Another excerpt from Sureshot the Assassin. The boys are sent to train at the famed Fort Stena.
The terrain increased in ruggedness and finally off in the distance, mountains appeared. They were the highest peaks in Dirka, the Stena Mountains. This only increased the men’s anxiousness. They strained for hours to catch a glimpse of the citadel. At long last the mighty fortress appeared as the road came around a turn. The men were awe struck. Never before had they seen such a magnificent structure.
The road they were on led to an enormous citadel built into the side of the mountain. Huge ramparts and towers came up out of the rock and a gigantic iron gate barred entry.

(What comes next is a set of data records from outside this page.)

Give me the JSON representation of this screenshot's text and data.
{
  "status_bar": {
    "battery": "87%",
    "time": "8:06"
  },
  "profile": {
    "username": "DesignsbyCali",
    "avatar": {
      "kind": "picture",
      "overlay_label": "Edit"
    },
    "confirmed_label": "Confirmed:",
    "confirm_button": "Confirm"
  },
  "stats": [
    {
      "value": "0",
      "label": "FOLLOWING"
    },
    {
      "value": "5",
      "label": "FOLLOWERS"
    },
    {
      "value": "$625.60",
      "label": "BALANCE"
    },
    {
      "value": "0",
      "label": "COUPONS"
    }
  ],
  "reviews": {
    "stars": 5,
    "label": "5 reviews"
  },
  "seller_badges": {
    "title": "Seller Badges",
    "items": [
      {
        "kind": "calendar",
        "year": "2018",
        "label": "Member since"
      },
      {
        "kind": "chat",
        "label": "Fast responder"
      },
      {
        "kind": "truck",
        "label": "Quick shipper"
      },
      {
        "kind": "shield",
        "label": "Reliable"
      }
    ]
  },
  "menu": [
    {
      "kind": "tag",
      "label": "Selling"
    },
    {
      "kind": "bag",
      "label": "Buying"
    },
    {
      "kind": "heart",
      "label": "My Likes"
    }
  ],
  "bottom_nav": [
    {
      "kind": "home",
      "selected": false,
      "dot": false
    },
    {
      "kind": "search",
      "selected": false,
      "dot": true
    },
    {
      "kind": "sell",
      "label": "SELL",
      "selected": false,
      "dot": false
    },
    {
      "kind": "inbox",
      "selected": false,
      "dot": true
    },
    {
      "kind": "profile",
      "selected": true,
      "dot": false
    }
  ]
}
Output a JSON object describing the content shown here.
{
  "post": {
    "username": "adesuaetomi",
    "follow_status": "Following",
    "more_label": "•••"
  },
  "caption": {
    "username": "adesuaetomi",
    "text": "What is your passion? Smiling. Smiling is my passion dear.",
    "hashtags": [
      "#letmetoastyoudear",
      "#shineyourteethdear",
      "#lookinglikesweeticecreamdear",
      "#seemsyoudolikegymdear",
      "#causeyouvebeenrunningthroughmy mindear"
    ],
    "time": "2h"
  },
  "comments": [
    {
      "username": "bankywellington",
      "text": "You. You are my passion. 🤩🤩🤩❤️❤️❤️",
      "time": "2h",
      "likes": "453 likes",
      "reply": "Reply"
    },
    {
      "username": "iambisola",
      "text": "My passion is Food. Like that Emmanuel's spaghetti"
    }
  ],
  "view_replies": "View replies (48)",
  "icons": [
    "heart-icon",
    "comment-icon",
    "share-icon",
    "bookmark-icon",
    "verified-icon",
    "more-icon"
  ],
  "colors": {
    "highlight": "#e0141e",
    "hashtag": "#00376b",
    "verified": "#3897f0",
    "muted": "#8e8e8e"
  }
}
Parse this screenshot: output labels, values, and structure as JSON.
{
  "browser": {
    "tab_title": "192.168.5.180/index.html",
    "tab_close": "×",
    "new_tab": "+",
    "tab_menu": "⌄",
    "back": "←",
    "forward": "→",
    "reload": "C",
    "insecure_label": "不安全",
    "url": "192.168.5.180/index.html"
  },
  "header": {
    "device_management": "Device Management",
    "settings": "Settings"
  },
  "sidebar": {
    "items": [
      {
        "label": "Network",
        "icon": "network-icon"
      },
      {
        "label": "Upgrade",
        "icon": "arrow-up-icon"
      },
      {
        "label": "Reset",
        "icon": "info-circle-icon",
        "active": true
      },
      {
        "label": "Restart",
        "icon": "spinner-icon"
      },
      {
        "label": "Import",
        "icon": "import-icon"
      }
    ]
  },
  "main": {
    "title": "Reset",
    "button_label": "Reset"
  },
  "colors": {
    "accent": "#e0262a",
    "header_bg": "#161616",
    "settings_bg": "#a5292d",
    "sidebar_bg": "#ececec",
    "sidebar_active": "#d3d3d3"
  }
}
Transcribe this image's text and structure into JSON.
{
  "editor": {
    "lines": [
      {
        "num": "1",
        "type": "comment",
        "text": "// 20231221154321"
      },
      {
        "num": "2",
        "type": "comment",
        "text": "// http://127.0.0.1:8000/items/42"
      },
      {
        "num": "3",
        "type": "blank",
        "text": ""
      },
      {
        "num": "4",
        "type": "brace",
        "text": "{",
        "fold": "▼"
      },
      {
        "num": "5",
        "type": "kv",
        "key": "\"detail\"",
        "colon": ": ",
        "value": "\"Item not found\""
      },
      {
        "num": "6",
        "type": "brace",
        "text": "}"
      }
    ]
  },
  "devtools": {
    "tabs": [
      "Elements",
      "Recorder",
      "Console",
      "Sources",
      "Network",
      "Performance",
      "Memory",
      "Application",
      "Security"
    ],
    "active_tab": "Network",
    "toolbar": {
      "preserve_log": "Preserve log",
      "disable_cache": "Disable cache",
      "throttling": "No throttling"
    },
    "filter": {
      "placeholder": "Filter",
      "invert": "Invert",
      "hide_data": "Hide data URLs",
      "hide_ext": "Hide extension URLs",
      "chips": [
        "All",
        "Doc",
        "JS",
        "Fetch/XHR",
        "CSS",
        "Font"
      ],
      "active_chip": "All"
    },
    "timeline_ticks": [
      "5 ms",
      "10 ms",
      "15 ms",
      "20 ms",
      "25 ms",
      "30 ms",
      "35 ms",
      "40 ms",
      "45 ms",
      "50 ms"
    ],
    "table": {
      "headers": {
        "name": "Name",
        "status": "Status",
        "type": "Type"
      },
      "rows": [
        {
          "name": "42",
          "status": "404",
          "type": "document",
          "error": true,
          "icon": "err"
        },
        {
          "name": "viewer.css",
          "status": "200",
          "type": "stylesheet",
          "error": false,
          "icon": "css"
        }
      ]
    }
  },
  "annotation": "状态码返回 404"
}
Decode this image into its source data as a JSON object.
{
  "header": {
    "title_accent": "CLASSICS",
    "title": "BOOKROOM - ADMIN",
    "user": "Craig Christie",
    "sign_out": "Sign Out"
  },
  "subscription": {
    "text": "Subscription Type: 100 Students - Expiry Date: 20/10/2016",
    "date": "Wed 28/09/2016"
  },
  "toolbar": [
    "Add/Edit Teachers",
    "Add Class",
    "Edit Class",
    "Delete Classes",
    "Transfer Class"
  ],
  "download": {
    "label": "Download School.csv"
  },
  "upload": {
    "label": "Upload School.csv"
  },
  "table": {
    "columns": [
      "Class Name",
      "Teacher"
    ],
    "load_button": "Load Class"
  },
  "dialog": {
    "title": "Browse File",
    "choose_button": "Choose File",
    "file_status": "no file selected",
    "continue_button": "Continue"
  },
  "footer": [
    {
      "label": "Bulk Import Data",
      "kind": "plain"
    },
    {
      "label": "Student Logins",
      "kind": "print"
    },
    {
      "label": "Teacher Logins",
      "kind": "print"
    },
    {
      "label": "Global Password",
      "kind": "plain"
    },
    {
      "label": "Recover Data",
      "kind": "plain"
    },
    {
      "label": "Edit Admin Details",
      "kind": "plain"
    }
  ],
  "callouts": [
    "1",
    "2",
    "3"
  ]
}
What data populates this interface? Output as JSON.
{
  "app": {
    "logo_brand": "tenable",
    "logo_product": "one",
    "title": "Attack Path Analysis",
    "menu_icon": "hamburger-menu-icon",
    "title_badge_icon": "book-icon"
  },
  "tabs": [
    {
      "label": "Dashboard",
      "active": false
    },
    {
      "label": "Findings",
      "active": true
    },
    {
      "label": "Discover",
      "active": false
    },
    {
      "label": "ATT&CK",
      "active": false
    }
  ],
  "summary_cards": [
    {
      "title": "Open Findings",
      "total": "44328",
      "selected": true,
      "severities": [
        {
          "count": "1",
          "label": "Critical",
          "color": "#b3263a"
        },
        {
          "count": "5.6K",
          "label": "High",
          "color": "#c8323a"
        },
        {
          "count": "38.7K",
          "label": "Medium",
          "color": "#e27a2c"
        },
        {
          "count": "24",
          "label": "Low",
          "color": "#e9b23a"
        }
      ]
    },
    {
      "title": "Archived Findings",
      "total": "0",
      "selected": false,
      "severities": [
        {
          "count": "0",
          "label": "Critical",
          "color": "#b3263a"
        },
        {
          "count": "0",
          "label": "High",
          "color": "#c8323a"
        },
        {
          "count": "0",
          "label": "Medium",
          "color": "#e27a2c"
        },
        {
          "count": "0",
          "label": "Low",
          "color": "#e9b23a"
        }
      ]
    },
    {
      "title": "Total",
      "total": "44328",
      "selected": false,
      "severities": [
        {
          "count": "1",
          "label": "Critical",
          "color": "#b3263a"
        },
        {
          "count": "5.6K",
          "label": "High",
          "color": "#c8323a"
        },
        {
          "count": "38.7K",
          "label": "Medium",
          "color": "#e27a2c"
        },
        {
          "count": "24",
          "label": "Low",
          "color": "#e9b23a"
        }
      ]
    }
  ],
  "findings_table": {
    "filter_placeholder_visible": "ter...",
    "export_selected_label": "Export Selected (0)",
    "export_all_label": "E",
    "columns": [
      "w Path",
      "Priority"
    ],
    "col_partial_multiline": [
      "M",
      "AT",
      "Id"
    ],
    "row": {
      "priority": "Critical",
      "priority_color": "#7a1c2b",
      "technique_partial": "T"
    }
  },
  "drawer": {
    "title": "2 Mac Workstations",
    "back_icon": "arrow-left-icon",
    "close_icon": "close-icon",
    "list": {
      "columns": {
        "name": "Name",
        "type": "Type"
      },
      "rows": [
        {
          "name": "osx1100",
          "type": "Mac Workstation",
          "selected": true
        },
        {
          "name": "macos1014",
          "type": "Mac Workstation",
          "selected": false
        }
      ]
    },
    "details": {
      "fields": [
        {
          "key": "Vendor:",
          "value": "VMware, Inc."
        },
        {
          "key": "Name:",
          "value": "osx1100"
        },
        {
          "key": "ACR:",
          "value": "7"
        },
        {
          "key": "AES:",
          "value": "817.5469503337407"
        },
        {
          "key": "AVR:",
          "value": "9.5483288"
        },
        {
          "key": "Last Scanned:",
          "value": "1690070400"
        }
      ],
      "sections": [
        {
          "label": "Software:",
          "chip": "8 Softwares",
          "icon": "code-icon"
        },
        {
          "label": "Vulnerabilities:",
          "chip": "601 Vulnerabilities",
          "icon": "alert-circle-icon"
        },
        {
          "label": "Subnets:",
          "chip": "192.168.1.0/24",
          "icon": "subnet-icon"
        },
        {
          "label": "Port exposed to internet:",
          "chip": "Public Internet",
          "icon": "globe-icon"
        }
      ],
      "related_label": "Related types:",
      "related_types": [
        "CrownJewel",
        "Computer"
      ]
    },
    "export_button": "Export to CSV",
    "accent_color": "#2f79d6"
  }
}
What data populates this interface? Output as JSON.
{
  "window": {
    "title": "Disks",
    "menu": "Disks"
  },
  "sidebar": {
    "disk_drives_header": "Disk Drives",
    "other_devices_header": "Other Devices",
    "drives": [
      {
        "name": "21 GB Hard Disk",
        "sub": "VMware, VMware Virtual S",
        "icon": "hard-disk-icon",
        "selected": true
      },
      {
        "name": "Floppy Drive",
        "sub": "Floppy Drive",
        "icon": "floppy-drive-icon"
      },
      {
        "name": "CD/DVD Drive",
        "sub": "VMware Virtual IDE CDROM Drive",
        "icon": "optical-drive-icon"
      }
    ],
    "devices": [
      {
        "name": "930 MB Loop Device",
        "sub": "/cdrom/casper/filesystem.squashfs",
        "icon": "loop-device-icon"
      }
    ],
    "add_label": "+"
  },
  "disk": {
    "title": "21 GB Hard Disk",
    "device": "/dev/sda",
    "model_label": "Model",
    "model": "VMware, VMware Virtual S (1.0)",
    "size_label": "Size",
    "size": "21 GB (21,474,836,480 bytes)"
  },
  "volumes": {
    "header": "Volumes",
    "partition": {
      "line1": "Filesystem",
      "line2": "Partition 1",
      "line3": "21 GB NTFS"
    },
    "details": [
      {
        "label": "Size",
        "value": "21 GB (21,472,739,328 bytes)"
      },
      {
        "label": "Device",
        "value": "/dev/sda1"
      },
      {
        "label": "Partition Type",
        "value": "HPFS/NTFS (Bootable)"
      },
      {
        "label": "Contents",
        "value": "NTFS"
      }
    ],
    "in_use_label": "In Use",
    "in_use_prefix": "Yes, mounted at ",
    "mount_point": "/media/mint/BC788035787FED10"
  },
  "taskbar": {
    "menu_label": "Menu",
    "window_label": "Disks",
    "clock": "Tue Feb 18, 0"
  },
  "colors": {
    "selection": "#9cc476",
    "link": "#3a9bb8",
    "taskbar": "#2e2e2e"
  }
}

A multitude of colored flags danced in the mountain wind, and richly embroidered banners hung from windows and walls. The citadel had a total of six towers and a tall stone wall protecting the western side. The others were protected by the mountain itself. Fort Stena was large enough to house ten thousand soldiers, noblemen and women, and was complete with armorers and weapon smiths. It also had a number of shops and inns for the few people who lived there supporting the fort, and for some of the families of the soldiers there. In fact it was a small city, not much smaller than Harmon.
Stena was the epitome of strength and might. The great fort had never fallen, but had preserved the Dirkan military and royalty through many attacks. The greatest of military leaders in the Dirkan army lived at Stena, where they planned battles as well as defenses. The Dirkan heroes of old once stood there, and it was there that Durbar and Makler were going to train to be as great a warrior as they could be.
Once they saw the mighty fort, it took several more hours before they actually reached it; more than enough time to take in the intimidating view of the structure. By that time Durbar and Makler were overflowing with anticipation, as were the other candidates. Very few people in Dirka ever got the opportunity to train at the great fort and they were among a select few. It was truly an honor.